▶ [Work instruction]: Your answer should consist of every line from the records that holds the string "comments".

================================

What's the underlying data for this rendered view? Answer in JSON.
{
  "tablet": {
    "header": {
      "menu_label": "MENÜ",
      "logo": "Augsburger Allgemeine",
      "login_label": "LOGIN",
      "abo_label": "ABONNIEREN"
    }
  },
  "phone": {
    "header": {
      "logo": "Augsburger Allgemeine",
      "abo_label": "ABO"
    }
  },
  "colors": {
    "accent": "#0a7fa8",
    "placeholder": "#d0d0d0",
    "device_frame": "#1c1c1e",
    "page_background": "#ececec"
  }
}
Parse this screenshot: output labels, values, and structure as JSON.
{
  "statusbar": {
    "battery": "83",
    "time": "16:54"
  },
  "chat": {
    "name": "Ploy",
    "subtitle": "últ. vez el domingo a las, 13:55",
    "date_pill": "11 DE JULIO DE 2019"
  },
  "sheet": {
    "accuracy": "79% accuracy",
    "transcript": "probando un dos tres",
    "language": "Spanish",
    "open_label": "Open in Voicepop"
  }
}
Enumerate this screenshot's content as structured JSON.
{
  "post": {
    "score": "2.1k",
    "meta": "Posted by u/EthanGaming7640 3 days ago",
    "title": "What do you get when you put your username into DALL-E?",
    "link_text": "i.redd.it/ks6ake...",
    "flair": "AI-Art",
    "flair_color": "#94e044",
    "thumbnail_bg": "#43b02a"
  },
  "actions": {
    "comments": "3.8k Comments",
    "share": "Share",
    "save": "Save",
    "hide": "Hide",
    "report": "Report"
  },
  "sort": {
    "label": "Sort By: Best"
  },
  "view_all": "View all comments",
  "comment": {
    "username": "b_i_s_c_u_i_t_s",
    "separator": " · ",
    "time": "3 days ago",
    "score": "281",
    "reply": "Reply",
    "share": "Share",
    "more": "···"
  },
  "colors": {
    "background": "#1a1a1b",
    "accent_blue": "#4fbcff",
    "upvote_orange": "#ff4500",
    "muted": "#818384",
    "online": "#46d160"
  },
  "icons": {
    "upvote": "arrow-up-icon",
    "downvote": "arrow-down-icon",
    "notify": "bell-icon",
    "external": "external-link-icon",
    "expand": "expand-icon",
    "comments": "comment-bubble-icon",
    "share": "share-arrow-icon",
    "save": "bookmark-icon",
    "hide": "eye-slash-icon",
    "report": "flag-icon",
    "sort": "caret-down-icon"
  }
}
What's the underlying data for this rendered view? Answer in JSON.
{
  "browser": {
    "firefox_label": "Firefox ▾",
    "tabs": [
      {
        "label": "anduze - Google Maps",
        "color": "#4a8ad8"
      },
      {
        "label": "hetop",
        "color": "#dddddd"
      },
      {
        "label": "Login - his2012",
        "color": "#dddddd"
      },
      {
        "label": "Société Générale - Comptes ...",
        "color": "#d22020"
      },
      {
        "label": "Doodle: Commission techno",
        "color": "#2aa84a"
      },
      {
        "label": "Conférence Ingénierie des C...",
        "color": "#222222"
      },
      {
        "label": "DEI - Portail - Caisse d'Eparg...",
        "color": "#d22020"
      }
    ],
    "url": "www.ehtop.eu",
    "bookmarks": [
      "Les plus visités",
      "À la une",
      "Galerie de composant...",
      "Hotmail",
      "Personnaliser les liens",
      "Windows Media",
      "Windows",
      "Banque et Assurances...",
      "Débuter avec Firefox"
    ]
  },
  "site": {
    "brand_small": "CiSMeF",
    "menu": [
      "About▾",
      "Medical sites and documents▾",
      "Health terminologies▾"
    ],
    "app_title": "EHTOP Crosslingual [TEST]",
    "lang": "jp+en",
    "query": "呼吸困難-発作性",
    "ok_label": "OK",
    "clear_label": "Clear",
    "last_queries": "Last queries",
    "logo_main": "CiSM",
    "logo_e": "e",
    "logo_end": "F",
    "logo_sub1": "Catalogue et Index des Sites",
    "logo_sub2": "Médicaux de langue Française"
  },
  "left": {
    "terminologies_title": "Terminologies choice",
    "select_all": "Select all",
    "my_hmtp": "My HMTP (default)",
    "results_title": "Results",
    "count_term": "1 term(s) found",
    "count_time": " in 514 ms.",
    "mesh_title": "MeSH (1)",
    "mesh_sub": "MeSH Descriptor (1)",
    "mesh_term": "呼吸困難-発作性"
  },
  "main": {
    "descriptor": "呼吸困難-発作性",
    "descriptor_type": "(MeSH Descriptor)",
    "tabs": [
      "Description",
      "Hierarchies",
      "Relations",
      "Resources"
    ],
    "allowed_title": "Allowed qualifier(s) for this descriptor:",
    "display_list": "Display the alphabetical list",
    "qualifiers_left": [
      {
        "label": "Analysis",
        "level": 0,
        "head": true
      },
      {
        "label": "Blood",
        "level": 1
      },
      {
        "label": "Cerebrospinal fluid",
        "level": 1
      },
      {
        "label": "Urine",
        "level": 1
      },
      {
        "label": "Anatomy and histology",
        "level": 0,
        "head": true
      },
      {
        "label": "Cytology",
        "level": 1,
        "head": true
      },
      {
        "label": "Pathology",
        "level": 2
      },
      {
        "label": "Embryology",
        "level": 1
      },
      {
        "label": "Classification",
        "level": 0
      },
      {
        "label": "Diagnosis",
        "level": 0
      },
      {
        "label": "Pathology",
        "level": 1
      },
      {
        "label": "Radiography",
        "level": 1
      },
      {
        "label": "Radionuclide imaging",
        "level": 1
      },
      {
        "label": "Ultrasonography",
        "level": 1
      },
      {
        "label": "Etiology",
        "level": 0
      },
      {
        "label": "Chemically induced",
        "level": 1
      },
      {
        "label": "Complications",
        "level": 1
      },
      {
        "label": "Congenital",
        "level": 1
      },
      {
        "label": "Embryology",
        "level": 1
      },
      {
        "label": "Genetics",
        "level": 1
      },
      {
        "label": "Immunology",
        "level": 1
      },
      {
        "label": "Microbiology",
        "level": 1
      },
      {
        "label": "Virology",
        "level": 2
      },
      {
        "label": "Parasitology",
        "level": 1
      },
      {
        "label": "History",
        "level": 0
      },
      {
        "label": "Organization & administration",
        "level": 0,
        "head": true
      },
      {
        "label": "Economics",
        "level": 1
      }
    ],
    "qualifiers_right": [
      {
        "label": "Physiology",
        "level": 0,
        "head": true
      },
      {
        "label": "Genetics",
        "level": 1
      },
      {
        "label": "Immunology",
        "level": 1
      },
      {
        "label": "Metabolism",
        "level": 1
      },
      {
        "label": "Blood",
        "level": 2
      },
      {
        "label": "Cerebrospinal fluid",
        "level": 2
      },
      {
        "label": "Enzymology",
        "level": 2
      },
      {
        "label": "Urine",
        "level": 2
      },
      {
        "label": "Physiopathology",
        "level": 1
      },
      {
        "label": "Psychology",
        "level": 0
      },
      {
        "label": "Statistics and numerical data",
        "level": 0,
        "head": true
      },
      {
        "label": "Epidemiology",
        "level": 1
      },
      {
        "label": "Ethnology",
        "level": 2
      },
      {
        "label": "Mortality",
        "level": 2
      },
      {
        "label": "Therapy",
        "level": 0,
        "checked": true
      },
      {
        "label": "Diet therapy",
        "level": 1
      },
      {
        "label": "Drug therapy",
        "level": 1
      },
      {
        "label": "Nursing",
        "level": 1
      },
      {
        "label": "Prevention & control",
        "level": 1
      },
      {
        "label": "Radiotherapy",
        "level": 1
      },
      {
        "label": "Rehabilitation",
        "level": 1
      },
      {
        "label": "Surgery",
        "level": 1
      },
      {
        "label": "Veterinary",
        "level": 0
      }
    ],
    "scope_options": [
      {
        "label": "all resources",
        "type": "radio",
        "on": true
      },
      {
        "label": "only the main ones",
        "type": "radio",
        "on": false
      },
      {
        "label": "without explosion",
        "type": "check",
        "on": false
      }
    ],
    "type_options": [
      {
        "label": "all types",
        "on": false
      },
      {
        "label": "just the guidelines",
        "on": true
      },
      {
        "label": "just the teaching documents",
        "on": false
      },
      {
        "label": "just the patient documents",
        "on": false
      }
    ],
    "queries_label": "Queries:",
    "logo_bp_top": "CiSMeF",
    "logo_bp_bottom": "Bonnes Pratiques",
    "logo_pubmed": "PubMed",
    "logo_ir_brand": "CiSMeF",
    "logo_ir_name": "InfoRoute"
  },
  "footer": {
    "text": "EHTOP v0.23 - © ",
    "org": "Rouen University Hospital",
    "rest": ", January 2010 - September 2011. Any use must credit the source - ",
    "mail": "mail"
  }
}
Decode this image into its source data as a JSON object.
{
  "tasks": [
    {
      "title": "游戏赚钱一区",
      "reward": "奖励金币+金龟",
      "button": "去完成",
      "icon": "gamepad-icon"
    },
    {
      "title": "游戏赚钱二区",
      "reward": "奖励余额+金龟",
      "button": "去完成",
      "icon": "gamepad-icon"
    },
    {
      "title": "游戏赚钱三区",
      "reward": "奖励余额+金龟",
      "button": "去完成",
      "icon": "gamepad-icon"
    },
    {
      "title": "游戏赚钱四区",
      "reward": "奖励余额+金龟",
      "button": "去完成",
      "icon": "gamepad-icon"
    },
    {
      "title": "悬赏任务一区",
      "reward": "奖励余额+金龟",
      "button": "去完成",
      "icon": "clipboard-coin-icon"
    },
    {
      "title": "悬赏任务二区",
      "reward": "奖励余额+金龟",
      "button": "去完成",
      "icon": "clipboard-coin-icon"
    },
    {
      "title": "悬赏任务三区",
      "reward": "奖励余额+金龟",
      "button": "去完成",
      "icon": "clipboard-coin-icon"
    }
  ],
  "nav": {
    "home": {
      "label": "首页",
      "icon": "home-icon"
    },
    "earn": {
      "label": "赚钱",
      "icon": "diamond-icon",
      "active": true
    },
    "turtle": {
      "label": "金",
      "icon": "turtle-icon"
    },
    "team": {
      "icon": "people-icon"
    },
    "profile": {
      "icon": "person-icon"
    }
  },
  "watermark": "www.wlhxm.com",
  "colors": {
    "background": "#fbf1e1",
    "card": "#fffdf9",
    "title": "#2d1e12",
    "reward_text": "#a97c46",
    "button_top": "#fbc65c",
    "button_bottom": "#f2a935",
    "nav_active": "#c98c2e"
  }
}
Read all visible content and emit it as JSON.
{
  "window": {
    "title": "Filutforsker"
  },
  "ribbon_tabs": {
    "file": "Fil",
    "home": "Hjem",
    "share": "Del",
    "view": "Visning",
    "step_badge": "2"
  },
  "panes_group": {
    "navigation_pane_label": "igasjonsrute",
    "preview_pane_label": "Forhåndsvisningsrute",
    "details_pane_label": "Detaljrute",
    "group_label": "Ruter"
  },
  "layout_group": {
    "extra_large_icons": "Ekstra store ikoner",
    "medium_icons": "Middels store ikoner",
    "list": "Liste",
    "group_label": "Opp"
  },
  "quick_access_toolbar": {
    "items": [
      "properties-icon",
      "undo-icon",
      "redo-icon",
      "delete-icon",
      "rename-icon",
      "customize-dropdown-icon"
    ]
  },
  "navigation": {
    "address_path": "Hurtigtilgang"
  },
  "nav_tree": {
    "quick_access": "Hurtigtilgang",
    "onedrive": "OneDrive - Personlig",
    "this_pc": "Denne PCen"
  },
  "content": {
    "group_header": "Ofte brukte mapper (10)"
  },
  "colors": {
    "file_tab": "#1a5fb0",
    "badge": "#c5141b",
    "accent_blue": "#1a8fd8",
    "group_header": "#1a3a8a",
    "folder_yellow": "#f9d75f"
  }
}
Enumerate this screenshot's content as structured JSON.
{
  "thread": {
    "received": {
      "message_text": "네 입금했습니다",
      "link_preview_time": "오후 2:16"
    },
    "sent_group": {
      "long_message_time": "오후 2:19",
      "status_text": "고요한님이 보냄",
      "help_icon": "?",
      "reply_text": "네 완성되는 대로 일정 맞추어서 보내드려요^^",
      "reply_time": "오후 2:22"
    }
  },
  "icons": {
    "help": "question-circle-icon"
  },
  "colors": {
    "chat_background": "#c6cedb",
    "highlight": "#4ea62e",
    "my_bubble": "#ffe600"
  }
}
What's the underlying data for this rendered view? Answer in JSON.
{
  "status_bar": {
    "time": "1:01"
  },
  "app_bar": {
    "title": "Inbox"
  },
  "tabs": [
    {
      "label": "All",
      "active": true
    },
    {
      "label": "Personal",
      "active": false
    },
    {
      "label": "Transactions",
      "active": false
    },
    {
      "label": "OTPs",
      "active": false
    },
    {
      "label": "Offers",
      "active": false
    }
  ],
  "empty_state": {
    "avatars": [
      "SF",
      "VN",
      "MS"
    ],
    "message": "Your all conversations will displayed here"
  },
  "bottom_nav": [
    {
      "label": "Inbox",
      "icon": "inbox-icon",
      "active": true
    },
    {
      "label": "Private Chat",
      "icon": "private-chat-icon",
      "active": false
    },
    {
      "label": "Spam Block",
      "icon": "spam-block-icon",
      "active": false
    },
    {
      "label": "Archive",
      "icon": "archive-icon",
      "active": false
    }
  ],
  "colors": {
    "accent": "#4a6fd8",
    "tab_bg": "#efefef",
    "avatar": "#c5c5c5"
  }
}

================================

▶ [Answer for the task]:
    "comments": "3.8k Comments",
  "view_all": "View all comments",
    "comments": "comment-bubble-icon",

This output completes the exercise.